Firefighters made progress Monday in the effort to put out the 31,089-acre brushfire near Lake Hughes, which has destroyed 12 structures and 21 outbuildings but is 62% contained, and more evacuated residents are about to return home.
At 10 a.m., evacuation orders for residents of Kings Canyon Road east to Shafer Road will be lifted, according to the U.S. Forest Service. Residents can only access the area from Elizabeth Lake Road from the east or Lancaster Road from the north. Residents east of Shafer Road, west of Mountain View Road, south of Highway 138 and north of Pine Canyon Road/Elizabeth Lake Road were able to return to their homes Friday, according to fire officials.
Residents were not allowed to return home if they live east of Old Ridge Route, west of Shafer Road, south of Highway 138, north of Pine Canyon Road/Elizabeth Lake Road and on Lake Hughes Road south of Deeswood Drive and north of Dry Gulch Road.
An estimated 1,470 firefighters remained assigned to battling the blaze in some hard to reach places with potentially hazardous conditions. A dozen helicopters made water drops Sunday.
One such hazard is the Yucca plant, fire officials said. When the plant is burned, the pineapple-sized root ball is released from the soil and can roll downhill spreading flames beyond containment lines. Relative humidity in the 50-60% range helped slow the progress of the fire but also hindered efforts by firefighters to set so-called tactical fires to increase control lines, officials said.
The fire was expected to continue growing west in areas with no recent fire history and north and northwest until it transitions to the lighter high-desert fuels of the western Antelope Valley.
Full containment was not expected until Sept. 2.
Smoke advisories were extended through Monday as a result of the fire, with elevated fine particulate matter (PM2.5) levels but the smoke production has decreased and was moving north into the Angeles National Forest but could still impact the Santa Clarita area, according to the South Coast Air Quality Management District.
Residents of Pine and Kings canyons, whose homes were damaged or destroyed in the Lake Fire, were escorted back into the area Saturday and Sunday, authorities said.
In addition to destroying 12 structures and 21 outbuildings, the fire damaged six structures and continued to threaten others, according to incident commanders.
Officials said two people were injured as a result of the fire, but details were not disclosed.
Road closures remained in place on Three Points Road from state Route 138 to Pine Canyon, Old Ridge Route from Highway 138 to Pine Canyon and Pine Canyon Road from Ridge Route Road to Lake Hughes Road.
The fire was first reported about 3:30 p.m. Aug. 12 near North Lake Hughes Road and Pine Canyon Road in the Angeles National Forest, according to the U. S. Forest Service, which was battling the blaze with the Los Angeles County Fire Department and assistance from other area departments.
“There have been areas of this fire that have not burned in decades, (and) it’s in inaccessible terrain, which has added to the complexity of the fire,” said Los Angeles County Fire Department Chief Daryl Osby.

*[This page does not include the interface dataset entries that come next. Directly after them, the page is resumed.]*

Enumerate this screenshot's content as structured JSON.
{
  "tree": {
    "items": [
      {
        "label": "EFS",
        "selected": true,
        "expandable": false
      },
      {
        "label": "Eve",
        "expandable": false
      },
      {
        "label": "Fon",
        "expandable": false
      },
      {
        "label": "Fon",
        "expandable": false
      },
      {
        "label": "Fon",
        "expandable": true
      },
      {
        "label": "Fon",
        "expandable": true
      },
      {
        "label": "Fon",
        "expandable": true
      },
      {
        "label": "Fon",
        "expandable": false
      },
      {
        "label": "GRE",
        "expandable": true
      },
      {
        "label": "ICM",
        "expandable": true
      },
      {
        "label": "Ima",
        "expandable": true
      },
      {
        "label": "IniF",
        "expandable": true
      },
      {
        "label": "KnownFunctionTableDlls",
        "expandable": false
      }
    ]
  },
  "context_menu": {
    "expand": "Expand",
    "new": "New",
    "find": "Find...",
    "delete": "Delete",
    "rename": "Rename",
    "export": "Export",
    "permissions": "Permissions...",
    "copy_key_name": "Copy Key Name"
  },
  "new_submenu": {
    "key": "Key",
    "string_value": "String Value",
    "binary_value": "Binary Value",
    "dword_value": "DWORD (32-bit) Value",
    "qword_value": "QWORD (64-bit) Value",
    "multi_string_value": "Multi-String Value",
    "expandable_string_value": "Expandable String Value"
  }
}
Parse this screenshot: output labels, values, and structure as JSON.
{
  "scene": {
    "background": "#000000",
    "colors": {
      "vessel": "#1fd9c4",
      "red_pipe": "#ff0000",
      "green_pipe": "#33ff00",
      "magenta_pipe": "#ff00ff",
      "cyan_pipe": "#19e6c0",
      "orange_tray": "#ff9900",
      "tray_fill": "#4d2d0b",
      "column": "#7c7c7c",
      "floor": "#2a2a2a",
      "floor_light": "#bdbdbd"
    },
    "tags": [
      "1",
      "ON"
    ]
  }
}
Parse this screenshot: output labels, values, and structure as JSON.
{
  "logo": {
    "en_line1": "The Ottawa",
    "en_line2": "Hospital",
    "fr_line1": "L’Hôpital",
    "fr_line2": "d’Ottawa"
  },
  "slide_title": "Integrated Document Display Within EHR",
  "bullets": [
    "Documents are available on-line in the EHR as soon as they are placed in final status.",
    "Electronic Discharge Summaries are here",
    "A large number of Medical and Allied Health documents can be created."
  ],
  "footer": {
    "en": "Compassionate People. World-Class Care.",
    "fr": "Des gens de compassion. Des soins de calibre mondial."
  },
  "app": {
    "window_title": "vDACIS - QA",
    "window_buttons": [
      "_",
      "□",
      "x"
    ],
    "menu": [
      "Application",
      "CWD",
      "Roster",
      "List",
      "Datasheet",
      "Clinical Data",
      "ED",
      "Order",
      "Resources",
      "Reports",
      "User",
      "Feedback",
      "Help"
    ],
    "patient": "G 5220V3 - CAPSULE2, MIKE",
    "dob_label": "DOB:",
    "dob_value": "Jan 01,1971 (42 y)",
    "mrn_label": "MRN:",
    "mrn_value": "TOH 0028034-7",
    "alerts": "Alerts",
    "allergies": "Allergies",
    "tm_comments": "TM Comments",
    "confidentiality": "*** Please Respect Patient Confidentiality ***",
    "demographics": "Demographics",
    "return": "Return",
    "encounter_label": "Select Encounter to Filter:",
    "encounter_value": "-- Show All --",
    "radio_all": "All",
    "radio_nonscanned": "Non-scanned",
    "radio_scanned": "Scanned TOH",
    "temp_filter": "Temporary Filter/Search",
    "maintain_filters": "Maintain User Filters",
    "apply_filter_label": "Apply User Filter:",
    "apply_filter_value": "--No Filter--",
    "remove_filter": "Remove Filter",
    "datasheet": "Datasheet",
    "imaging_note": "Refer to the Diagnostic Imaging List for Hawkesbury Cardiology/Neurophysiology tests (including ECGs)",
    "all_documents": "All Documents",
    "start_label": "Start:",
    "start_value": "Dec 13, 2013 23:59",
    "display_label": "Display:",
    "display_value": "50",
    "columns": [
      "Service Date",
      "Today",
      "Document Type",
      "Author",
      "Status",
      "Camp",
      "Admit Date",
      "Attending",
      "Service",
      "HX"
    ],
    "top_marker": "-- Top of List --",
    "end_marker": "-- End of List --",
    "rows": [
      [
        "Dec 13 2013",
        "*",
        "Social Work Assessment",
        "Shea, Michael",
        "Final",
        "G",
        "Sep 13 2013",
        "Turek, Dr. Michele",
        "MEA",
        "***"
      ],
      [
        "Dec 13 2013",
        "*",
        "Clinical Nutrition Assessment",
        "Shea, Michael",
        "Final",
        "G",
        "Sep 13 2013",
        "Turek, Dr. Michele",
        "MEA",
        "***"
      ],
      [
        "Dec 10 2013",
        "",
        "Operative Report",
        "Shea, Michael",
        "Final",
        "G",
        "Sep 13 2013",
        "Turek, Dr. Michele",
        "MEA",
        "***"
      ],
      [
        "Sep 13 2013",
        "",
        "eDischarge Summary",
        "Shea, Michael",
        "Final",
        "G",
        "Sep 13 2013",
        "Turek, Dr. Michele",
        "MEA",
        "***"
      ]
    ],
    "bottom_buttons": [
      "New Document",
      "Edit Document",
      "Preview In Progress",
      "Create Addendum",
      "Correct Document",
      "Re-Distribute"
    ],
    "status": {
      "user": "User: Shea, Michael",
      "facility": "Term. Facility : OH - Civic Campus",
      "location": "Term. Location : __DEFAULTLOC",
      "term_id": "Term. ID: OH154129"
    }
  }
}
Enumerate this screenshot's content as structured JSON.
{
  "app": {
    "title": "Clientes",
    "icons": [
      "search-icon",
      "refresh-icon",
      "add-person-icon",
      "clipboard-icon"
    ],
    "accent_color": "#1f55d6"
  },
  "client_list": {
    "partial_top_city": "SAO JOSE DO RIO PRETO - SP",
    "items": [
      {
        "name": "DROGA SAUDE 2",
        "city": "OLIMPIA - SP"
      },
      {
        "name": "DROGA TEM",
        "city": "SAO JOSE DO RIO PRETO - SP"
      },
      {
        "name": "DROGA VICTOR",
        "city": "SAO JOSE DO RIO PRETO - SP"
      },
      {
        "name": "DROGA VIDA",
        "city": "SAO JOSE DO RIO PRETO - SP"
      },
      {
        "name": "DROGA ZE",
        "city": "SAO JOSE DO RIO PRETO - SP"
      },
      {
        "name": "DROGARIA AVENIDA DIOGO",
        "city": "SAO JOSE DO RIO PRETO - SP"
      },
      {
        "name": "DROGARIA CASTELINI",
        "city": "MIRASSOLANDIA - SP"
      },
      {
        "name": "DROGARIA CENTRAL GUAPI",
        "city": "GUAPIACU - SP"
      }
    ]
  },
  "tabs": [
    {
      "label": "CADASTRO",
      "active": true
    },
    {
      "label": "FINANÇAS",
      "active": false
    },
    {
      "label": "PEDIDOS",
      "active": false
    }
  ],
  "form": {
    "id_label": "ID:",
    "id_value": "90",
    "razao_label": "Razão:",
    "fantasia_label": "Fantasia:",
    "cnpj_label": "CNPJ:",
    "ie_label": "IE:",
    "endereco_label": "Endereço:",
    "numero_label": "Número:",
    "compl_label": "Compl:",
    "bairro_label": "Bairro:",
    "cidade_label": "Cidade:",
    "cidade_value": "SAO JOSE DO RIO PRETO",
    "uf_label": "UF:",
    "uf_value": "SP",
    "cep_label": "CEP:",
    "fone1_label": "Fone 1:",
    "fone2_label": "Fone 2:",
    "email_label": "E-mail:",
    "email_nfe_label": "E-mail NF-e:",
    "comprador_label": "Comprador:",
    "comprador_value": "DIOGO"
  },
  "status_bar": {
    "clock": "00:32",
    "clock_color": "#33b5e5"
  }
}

The U.S. Forest Service, LACoFD, Los Angeles County Sheriff’s Department, California Highway Patrol and many other cooperating agencies were working together to battle the fire, with the Incident Command Post located in the Castaic Lake Recreation Area.
Castaic Lake remained closed to public access until further notice. Fire personnel were using the lake and surrounding areas as a base camp.
Gov. Gavin Newsom declared a statewide emergency Tuesday to help ensure resources to combat multiple fires burning across the state.
The cause of the fire remained under investigation.